The BBC is being criticized for pulling a discussion about being gay and Muslim from its Free Speech show, Pink News reports.
Panellists were set to answer the question “When will it be accepted to be Muslim and gay?” but the Birmingham Central Mosque, the venue that was hosting the debate, reportedly had reservations about proceeding with the show, the report says.
The show’s presenter, Rick Edwards, who revealed the mosque’s fears in his introduction, indicated that the topic will be revisited in the March 25 program.
A number of observers took the BBC to task for pulling the plug on the discussion. Among the BBC’s critics is Raheem Kassam, managing editor of Breitbart London, who says the broadcaster failed “to do its job properly” by allowing the debate to be censored.
Kassam also noted in a blog post that no one on the assembled panel — which included a Liberal Democrat politician, an editor from the Huffington Post, a transgender activist and a comedian — objected to the withdrawal of the debate question.

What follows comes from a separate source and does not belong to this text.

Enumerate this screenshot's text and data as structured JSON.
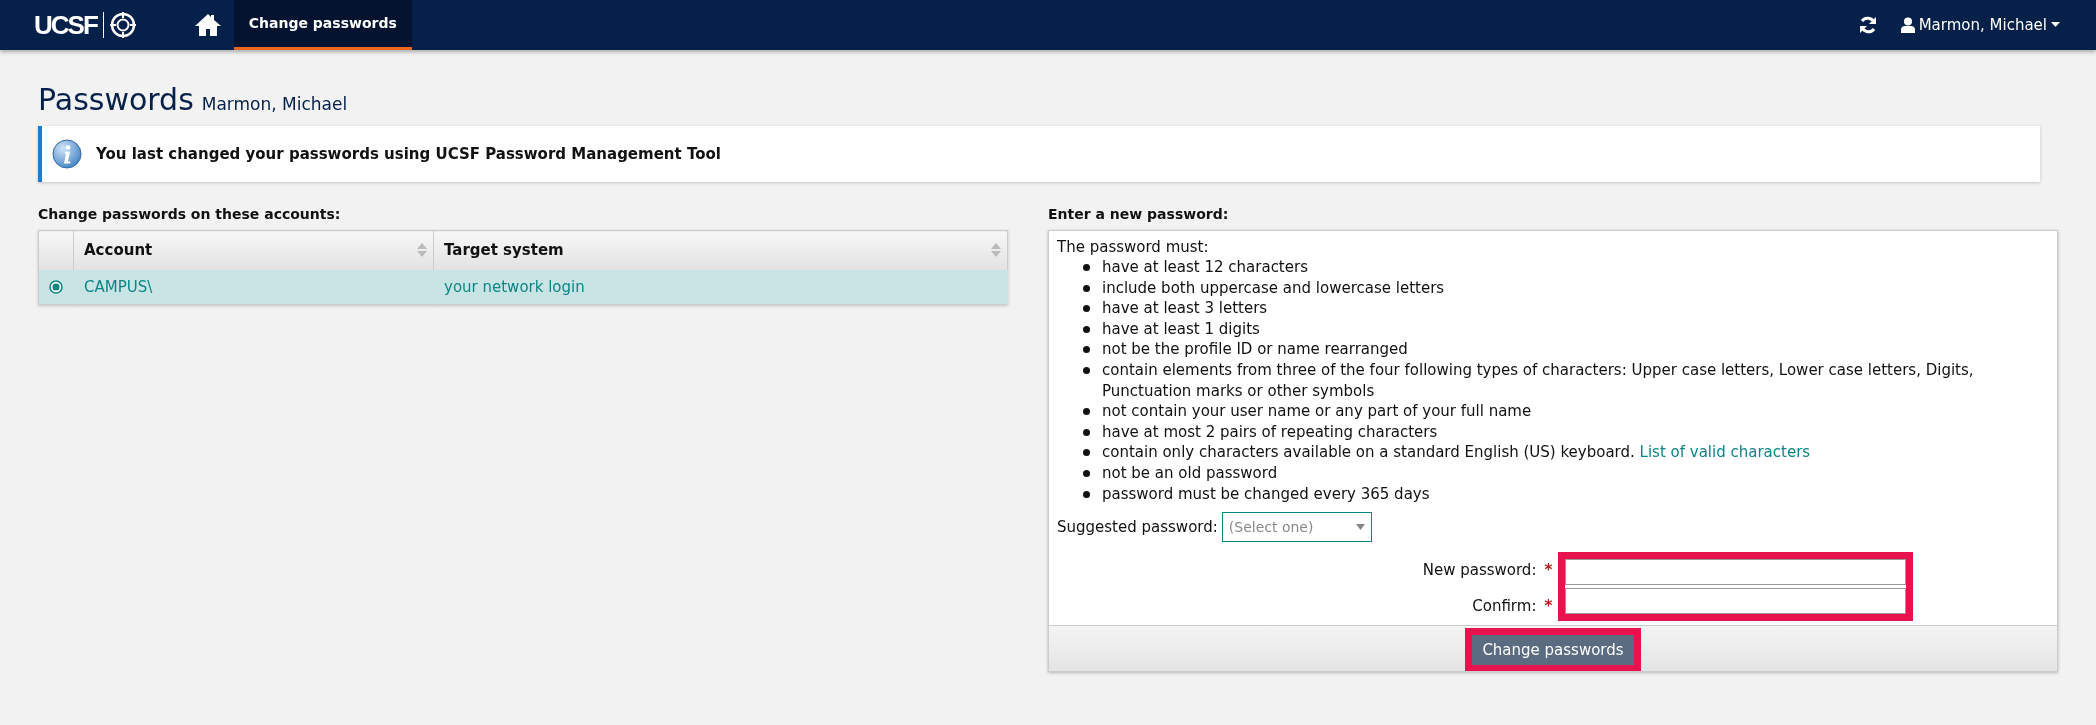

The National Secular Society’s campaign manager, Stephen Evans, also criticized the broadcaster, saying it was “absurd” to censor a program on free speech.
The BBC released a statement saying that it is “determined” to have the discussion but that it made the decision to delay it out of respect for the mosque.
It says the topic will be “debated in full” March 25.